My first UI baby
“You know how to use Sketch?”
“Cool, well, learn because you’re going to design the user interface for our plugin site.”
I don’t know if you know this, but the internet is a magical place with all the information in the world. When you’re in charge of doing something you’ve never done before in a program you’ve never used before, the internet’s got your back. Plugins.viastudio.com will be a new site where you can purchase a plugin that allows you to map data from Gravity Forms back to your salesforce account. And I am the person who was tasked with creating the user interface (UI) for it!
Now, I was super honored and excited to do this project. However, I didn’t know what a UI kit was or how to operate Sketch. So, off I went to submerge myself in the internet’s overwhelming amount of information. Fortunately, sites like Udemy exist. They have a great course that teaches you to use Sketch to build interfaces. I was able to pick up on how to navigate Sketch pretty quickly thanks to this class and how super intuitive it is to use- as it should be.
For those who don’t know: a UI kit contains all of the visual elements of a website in one place so the dev team can reference it and build the site accordingly. Elements such as button styles, patterns, colors, typography, navigation styles, imagery, etc. are stored here so everyone can get a clear idea of what the site should look and feel like. This is the good stuff.
Natalie, our senior front-end developer gave me all of the wireframing (the skeleton) for the website and a list of all the elements I needed to create. I had total freedom with how I wanted to design the interface, which is simultaneously rad and overwhelming. Onto brainstorming!
Thought & Action Process:
â¢ I want it to be interesting and engaging enough that people are excited about getting this awesome plugin.
â¢ But remember: it’s a plugin site, so I must consider who will be visiting the site and purchasing it. So, I don’t want it to be too playful or gaudy. It needs to be to-the-point.
â¢ Colors – minimal yet bold, reminiscent of VIA’s colors with a focus on blue. Blue makes one think of authority, relaxation, and cool as in temperature, as in metal, as in technology. The pop of yellow draws the eye to CTAs and adds a little kiki to the bouba. It also makes one feel happy, which they will feel once this plugin is in their life.
â¢ Type is sans serif – easy to read quickly, no-nonsense, modern, and doesn’t take itself too seriously – Everything has a personality.
â¢Design a little icon or pattern that represented connection and linking of things.
After a lot of research and pulling inspiration from people who are well-versed in UI, I designed my very first UI kit. I’m not sure if it was entirely necessary, but I laid out the design of each page of the website, as well as the mobile version. I mean, why not do the full shebang? Especially if you have a little bit of Type-A in you. And although it was rather time-consuming (being a newbie doesn’t help), it was kind-of a breeze using Sketch to create all of it. Which I’m forever grateful for.

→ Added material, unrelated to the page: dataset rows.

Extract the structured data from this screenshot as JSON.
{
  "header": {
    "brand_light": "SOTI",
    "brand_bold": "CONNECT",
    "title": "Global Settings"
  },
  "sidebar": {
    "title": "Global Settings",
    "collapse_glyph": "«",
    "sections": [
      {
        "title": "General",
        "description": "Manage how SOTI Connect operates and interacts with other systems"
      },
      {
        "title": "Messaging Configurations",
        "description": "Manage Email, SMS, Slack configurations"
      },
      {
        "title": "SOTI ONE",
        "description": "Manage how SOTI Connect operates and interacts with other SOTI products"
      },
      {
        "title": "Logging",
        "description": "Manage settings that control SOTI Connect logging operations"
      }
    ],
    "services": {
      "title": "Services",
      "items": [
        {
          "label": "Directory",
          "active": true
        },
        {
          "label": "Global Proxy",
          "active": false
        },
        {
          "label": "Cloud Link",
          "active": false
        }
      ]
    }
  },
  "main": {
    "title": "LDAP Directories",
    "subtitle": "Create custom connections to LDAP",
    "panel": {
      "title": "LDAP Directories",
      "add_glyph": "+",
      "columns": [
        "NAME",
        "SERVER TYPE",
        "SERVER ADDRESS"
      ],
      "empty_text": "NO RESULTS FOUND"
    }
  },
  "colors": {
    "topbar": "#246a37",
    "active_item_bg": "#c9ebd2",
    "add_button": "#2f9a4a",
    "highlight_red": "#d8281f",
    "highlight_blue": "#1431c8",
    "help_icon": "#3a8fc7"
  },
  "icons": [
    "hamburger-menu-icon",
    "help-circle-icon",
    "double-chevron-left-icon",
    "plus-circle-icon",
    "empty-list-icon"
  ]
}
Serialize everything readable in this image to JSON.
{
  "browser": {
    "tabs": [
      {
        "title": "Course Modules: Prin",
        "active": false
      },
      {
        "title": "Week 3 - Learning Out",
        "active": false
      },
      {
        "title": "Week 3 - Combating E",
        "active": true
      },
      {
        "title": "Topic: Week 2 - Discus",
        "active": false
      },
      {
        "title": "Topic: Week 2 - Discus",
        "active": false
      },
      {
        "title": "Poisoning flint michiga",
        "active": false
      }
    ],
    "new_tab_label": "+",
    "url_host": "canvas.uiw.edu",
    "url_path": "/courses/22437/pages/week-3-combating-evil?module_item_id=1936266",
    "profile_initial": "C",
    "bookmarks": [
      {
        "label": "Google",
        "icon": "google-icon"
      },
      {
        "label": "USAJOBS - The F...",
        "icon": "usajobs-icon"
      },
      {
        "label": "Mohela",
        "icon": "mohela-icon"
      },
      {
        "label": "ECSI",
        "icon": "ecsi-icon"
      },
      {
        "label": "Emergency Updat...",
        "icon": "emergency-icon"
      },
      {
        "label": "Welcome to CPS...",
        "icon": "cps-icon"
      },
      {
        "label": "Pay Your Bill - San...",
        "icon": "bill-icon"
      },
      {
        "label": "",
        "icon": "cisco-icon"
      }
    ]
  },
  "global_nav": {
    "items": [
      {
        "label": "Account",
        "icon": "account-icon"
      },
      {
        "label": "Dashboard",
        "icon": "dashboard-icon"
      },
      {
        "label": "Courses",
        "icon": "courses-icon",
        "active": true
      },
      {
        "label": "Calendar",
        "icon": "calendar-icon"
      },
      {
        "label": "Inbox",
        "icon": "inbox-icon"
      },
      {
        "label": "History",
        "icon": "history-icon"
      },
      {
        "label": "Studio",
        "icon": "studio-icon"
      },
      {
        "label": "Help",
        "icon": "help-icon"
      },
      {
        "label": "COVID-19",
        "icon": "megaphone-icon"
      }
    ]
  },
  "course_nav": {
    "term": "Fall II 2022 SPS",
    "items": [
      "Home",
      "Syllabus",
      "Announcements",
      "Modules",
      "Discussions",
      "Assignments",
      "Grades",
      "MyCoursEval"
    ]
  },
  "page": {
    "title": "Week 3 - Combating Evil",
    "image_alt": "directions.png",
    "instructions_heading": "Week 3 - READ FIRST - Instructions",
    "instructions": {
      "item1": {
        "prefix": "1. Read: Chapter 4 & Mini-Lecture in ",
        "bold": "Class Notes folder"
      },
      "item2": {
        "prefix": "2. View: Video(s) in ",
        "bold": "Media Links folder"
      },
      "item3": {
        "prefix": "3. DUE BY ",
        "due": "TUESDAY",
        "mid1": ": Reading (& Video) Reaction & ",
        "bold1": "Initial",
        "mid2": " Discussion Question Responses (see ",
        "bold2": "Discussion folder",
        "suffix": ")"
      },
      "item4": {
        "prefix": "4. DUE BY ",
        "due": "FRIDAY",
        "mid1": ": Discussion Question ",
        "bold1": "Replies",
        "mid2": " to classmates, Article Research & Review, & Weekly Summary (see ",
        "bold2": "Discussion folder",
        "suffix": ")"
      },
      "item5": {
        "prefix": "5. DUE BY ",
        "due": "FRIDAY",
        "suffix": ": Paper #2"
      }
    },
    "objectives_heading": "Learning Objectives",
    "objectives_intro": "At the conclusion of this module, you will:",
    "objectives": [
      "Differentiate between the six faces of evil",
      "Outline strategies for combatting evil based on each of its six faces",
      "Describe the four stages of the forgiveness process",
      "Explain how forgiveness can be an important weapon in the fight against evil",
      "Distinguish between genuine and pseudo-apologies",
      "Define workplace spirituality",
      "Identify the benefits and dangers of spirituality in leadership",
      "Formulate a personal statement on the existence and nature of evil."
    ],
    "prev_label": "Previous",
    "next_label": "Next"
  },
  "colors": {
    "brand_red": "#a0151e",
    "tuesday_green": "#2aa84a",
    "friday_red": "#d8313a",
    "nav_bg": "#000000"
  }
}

I’ve seen what the development team has created so far, and they’ve done an amazing job making it look exactly as I envisioned. They’ve also added some really cool animation in places that make it so much more engaging. It’s like my first webchild being birthed before my eyes. I’m proud to say I am now a webmother, and I hope to continue to grow into the webmother I always dreamt I’d be.
Wireframing vs. Prototyping and Everything In-Between
By:Morgan Plappert on 7/14/2020
Prototyping demonstrates ideas, and baking prototyping into your workflow can begin to shift the way you think and approach design problems as a whole.Read More »